Ordinary seaman Jennifer Hickey operates the crane that lowers the motorized raft into the water. Charles Lee stands watching with the rest of us, waiting for his signal to climb up the ladder to the catwalk above Alvin. When it comes, pilot Bruce Strickrott goes in first. Charles follows quickly, then Craig, waving cheerily to everyone on deck. Down comes a 4 1/2" diameter (thick!) eye of braided rope from the A-frame. Atop the sub, pilot-in-training Mark Spear passes the eye around Alvin's lifting tee and guides a hook into the waiting tee on Alvin's top.
Then the excitement begins. Third mate Adam Seamans and pilot-in-training Noel Masias climb to the top of Alvin and pull on swim flippers. They're the "swimmers," who will help unhook Alvin once it's in the water. "Catfish" Popowitz and Tony Tarantino board the rigid inflatable boat (RIB) to accompany the sub to the place where it will be submerged. Alvin begins to rise, lifted up by the A-frame. Adam and Noel stand up on either side of Alvin's top, balancing there on flipper feet as the sub is hoisted out and down into the water behind the ship. The deck crew use the attaching lines to control Alvin as it's released from the ship. The RIB zips around, and Tony dives into the water and swims across the gap to observe Adam on his final required launch as swimmer-in-training.
At the end of this launch, Adam will be a qualifed swimmer. What's it like to dive into the open ocean? "Sometimes you think, 'Wow, I'm swimming in over 2,500 meters of water," Tony says later. He reported that there were lots of jellies in the water today, long ones that look like blobby chains. "They're called salps," he says.
Sometimes the swimmers see white-tipped sharks, and in other, colder places where Alvin sometimes dives, such as the Straits of Juan de Fuca off the coast of western Canada, there are seals. "You need a wet suit there," Tony says. "Here, the temperature of the water is a relief." It's 27.68 ºC. (Check out the metric conversion page on the Web site to find the temperature in degrees Fahrenheit.)
Finally, Alvin has moved a safe distance from Atlantis and everything is ready for it to go. Almost before we know it, the orange sail disappears below the surface and the ocean looks as it did before: vast and unpeopled. But our people are down there. What's it like? What are they seeing? I, for one, am looking forward to the report -- and the video.

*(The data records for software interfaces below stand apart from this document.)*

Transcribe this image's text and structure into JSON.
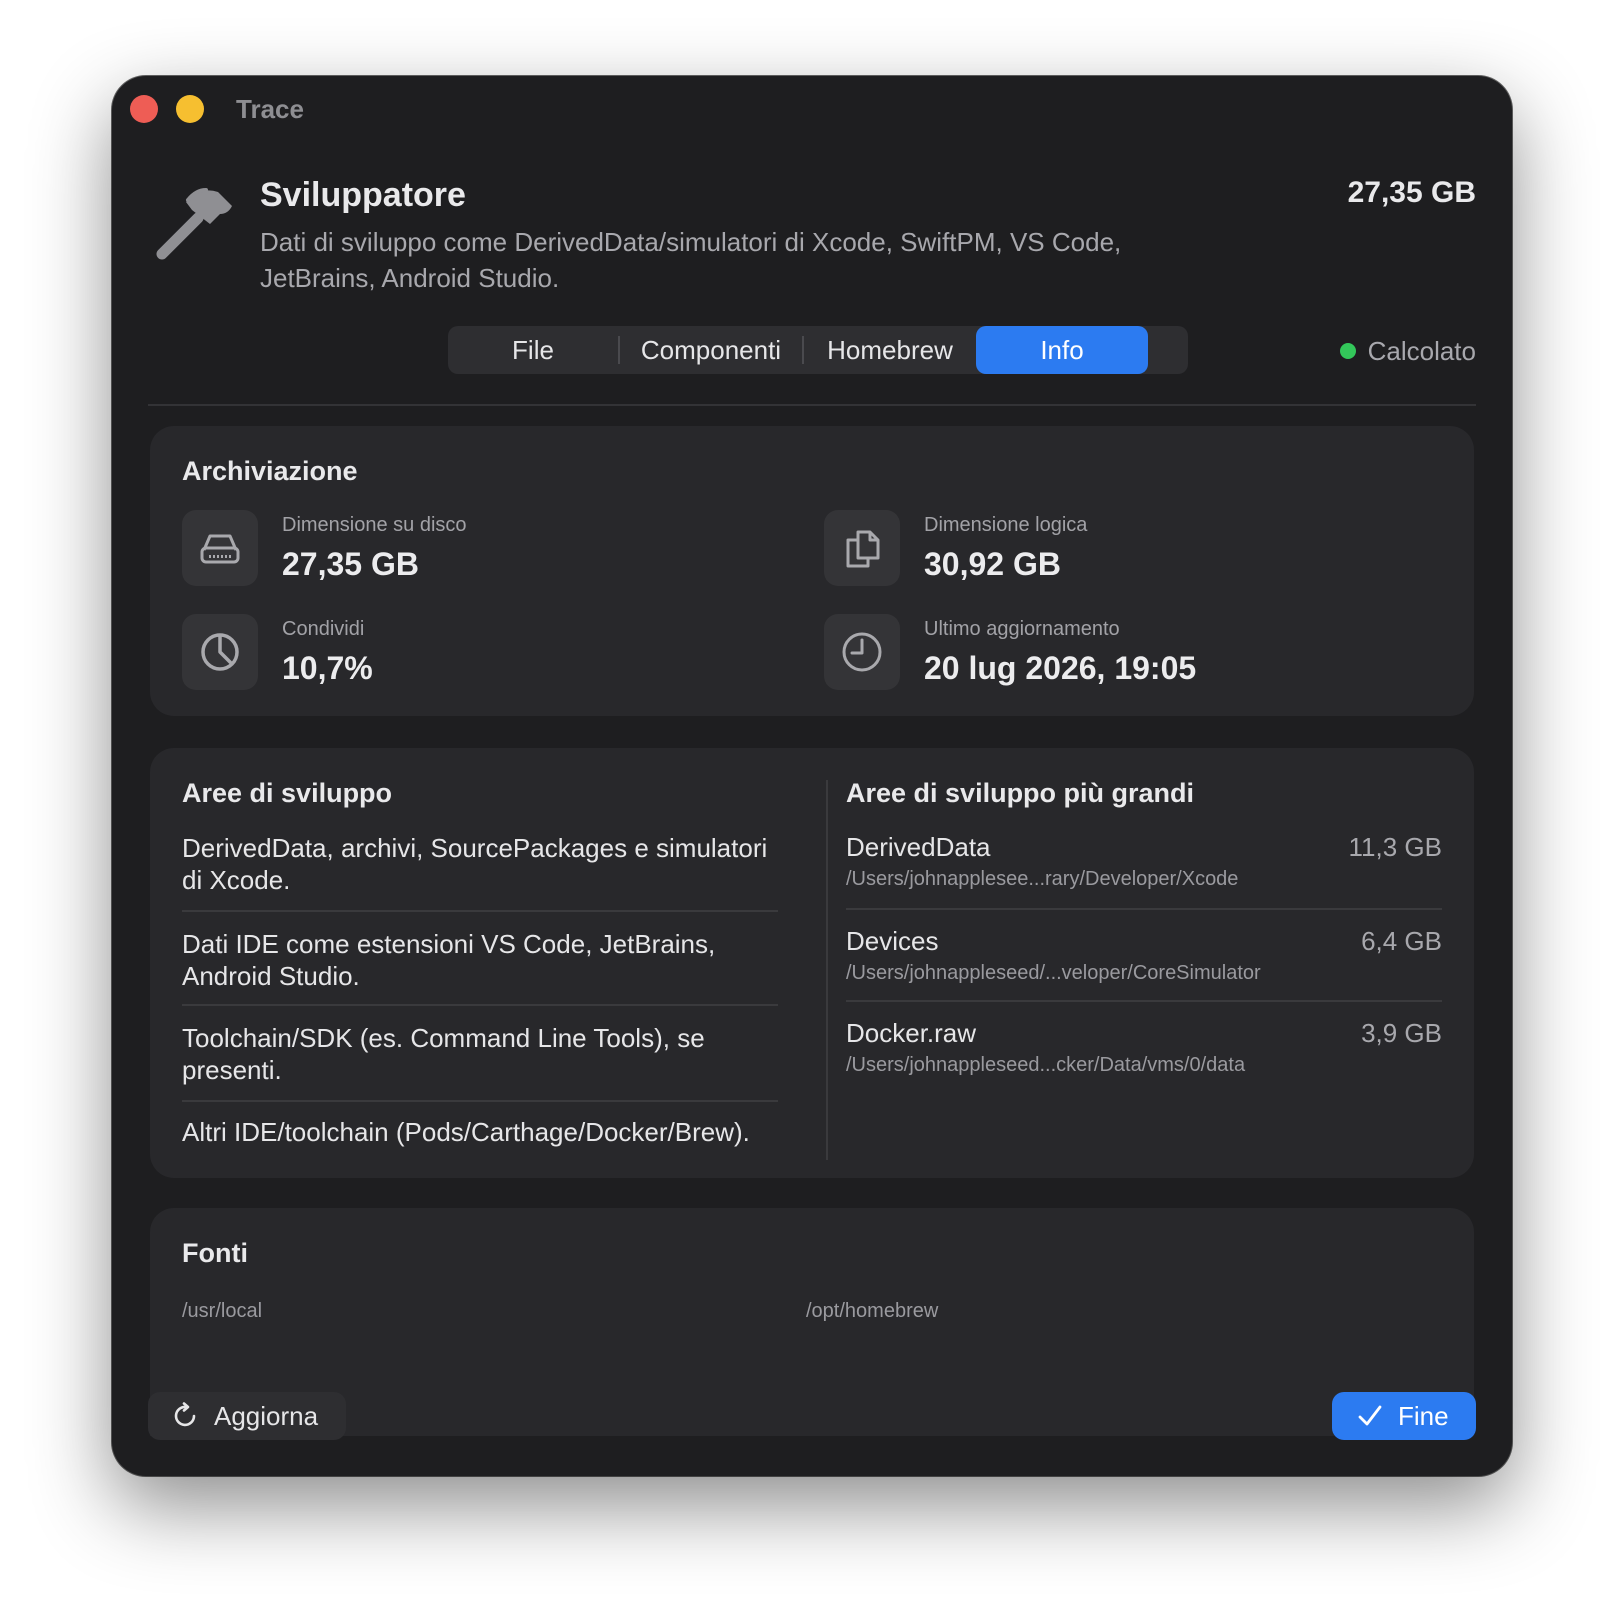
{
  "window": {
    "title": "Trace"
  },
  "header": {
    "icon": "hammer-icon",
    "title": "Sviluppatore",
    "description": "Dati di sviluppo come DerivedData/simulatori di Xcode, SwiftPM, VS Code, JetBrains, Android Studio.",
    "size": "27,35 GB"
  },
  "tabs": [
    {
      "label": "File",
      "active": false
    },
    {
      "label": "Componenti",
      "active": false
    },
    {
      "label": "Homebrew",
      "active": false
    },
    {
      "label": "Info",
      "active": true
    }
  ],
  "status": {
    "label": "Calcolato",
    "color": "#33c75a"
  },
  "storage": {
    "title": "Archiviazione",
    "stats": [
      {
        "label": "Dimensione su disco",
        "value": "27,35 GB",
        "icon": "hard-drive-icon"
      },
      {
        "label": "Dimensione logica",
        "value": "30,92 GB",
        "icon": "documents-icon"
      },
      {
        "label": "Condividi",
        "value": "10,7%",
        "icon": "pie-chart-icon"
      },
      {
        "label": "Ultimo aggiornamento",
        "value": "20 lug 2026, 19:05",
        "icon": "clock-icon"
      }
    ]
  },
  "areas": {
    "title": "Aree di sviluppo",
    "items": [
      "DerivedData, archivi, SourcePackages e simulatori di Xcode.",
      "Dati IDE come estensioni VS Code, JetBrains, Android Studio.",
      "Toolchain/SDK (es. Command Line Tools), se presenti.",
      "Altri IDE/toolchain (Pods/Carthage/Docker/Brew)."
    ]
  },
  "largest": {
    "title": "Aree di sviluppo più grandi",
    "items": [
      {
        "name": "DerivedData",
        "path": "/Users/johnapplesee...rary/Developer/Xcode",
        "size": "11,3 GB"
      },
      {
        "name": "Devices",
        "path": "/Users/johnappleseed/...veloper/CoreSimulator",
        "size": "6,4 GB"
      },
      {
        "name": "Docker.raw",
        "path": "/Users/johnappleseed...cker/Data/vms/0/data",
        "size": "3,9 GB"
      }
    ]
  },
  "sources": {
    "title": "Fonti",
    "items": [
      "/usr/local",
      "/opt/homebrew"
    ]
  },
  "footer": {
    "refresh_label": "Aggiorna",
    "done_label": "Fine"
  },
  "colors": {
    "accent": "#2c7bf1",
    "close": "#ee5d55",
    "minimize": "#f6bf30"
  }
}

For a few minutes, nobody leaves the deck. We're all so impressed with what we've just seen, with the confidence and skill of the crew in dealing with the difficulties this deployment presented. Alison Kelly says, "Imagine what it was like the first time they dove."
It's true; we wonder how the procedures for deploying Alvin evolved over time. I think about that first launch of Alvin in Eel Pond, just a few feet deep. Today our dive will reach the ocean bottom a mile and a half from the surface. And just think: In a few years, there will be a new Alvin, capable of going even deeper than that. It's so exciting to feel the boat rocking beneath me and know that Alvin is down there. I wonder what the expression on Charles' face will be when he comes back? He'll have visited another world.